SALT LAKE CITY — Most people have probably never heard of "vexillologists" — people who have a passion for flags and everything about them, their development history and design.
John Hartvigsen proudly waves that banner.
“I was asked, 'How do you become a vexillologist?'” said Hartvigsen, newly elected secretary of the North American Vexillological Association. “I’m sure the answer expected was, 'Well you go to this university.' No, you're just born one! You just have the ‘flag gene.’
“It's just part of me. I was looking at pictures of flags in the World Book encyclopedia before I knew how to read.”
Hartvigsen is one of only about six vexillologists in Utah. It's no surprise that he works at Colonial Flag in Sandy.
The term vexillology was derived in 1957 from the Latin word "vexillym," meaning flag, and the Greek suffix "-ology," meaning field of study. Today, there are about 400 members of the association, said Hartvigsen, who just returned from the 46th annual convention in Ohio.
“At our last meeting we had a couple of lawyers, a judge, several university professors, several librarians, schoolteachers — people from all walks of life,” he said.
With the election season in full swing and candidates standing in front of flags seemingly everywhere they go, it's a good time for vexillologists. Whether the flags are on TV, in a newspaper photo, or on a website, candidates are often surrounded by the red, white and blue.
“This is part of our political tradition,” Hartvigsen said. “It goes way, way back.”
Abraham Lincoln, Ulyses S. Grant and others always included the American flag in their campaigns. “Now, we just expect it,” he said. “It doesn't matter which candidate you see, if they're giving a formal speech, you will see flags in the background.”
Hartvigsen admits he pays close attention to such political events.
“I'm always looking to see if they made a mistake, is it displayed correctly, what flags are they using, do they have fringe on them,” he said. “So you see big flags, little flags. You see crowds, everybody waving flags, so that's what I'm looking for."
Nearly all candidates seem to be wearing American flag lapel pins now, too, he said, keeping the stars and stripes with them at all times. At the first presidential debate, both Mitt Romney and Barack Obama wore them.

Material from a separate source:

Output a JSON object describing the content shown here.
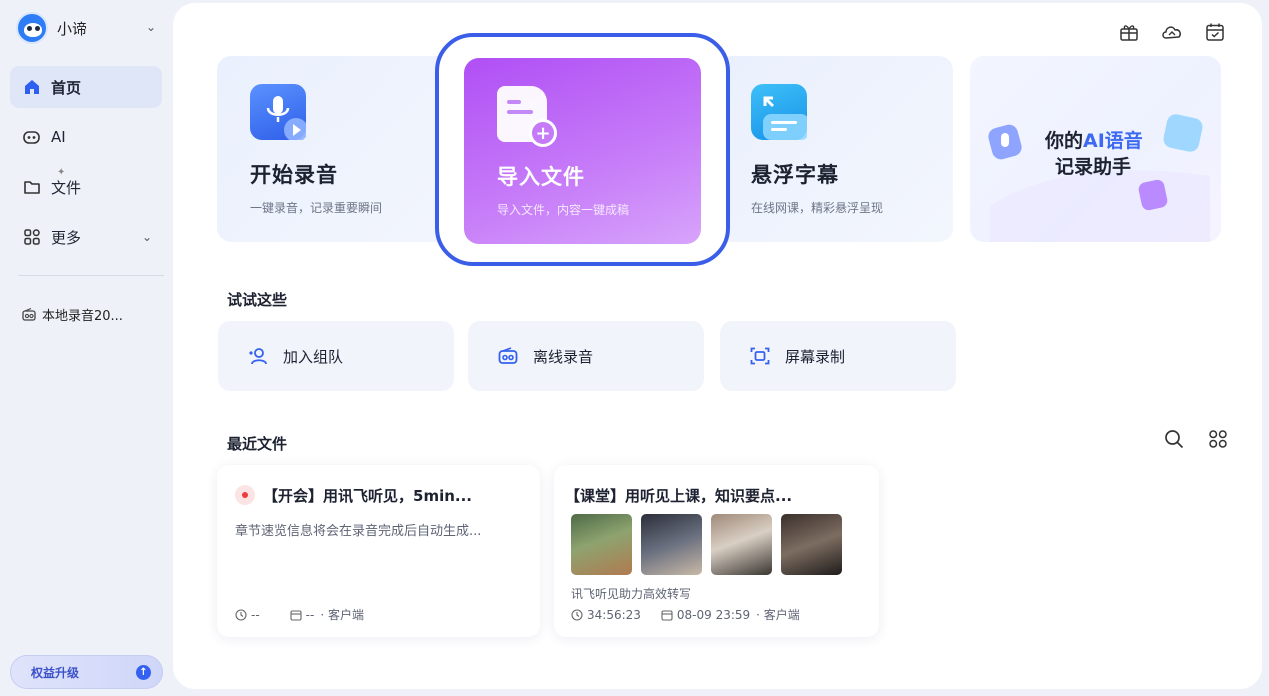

Hartvigsen said some candidates get criticized for “wrapping themselves up in the flag” or being a “flag waver,” but he believes the alternative is probably worse.

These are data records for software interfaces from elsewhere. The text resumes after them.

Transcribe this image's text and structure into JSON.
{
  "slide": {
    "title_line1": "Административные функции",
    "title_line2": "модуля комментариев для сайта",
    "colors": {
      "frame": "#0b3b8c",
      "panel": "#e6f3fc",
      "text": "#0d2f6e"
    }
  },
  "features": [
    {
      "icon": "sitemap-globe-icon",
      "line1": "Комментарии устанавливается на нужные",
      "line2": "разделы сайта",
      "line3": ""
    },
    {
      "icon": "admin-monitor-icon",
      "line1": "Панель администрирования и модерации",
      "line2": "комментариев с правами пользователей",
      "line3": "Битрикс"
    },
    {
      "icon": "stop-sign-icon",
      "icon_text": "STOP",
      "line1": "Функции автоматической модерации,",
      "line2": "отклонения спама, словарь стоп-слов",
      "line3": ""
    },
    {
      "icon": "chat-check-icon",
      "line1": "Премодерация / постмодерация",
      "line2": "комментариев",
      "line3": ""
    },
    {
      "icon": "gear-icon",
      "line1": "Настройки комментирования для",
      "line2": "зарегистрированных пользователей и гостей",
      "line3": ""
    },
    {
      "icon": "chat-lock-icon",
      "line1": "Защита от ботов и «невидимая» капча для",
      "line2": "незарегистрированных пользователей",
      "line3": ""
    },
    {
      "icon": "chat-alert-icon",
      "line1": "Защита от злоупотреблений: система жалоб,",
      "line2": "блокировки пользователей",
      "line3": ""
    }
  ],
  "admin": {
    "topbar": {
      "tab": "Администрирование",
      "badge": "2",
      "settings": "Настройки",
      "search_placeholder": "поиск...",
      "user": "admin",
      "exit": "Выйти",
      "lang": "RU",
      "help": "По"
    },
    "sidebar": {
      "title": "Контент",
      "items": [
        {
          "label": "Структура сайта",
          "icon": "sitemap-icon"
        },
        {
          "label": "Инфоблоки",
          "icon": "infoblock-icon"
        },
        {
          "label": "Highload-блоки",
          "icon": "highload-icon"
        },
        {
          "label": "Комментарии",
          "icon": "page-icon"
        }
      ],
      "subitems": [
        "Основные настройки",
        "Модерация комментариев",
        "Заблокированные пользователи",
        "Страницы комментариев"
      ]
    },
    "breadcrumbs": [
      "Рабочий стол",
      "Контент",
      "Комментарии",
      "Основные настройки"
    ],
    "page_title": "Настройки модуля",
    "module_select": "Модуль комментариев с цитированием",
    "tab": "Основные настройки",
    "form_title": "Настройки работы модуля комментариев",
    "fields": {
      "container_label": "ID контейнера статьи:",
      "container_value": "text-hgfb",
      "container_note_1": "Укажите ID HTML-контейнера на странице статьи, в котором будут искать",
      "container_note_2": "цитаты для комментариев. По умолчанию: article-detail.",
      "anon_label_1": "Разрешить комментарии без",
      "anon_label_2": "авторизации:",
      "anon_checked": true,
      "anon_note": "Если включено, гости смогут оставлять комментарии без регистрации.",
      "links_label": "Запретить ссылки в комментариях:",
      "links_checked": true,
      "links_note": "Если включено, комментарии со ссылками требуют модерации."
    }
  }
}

“It can help or hinder, but I think a politician ignores the flag at his or her own peril.”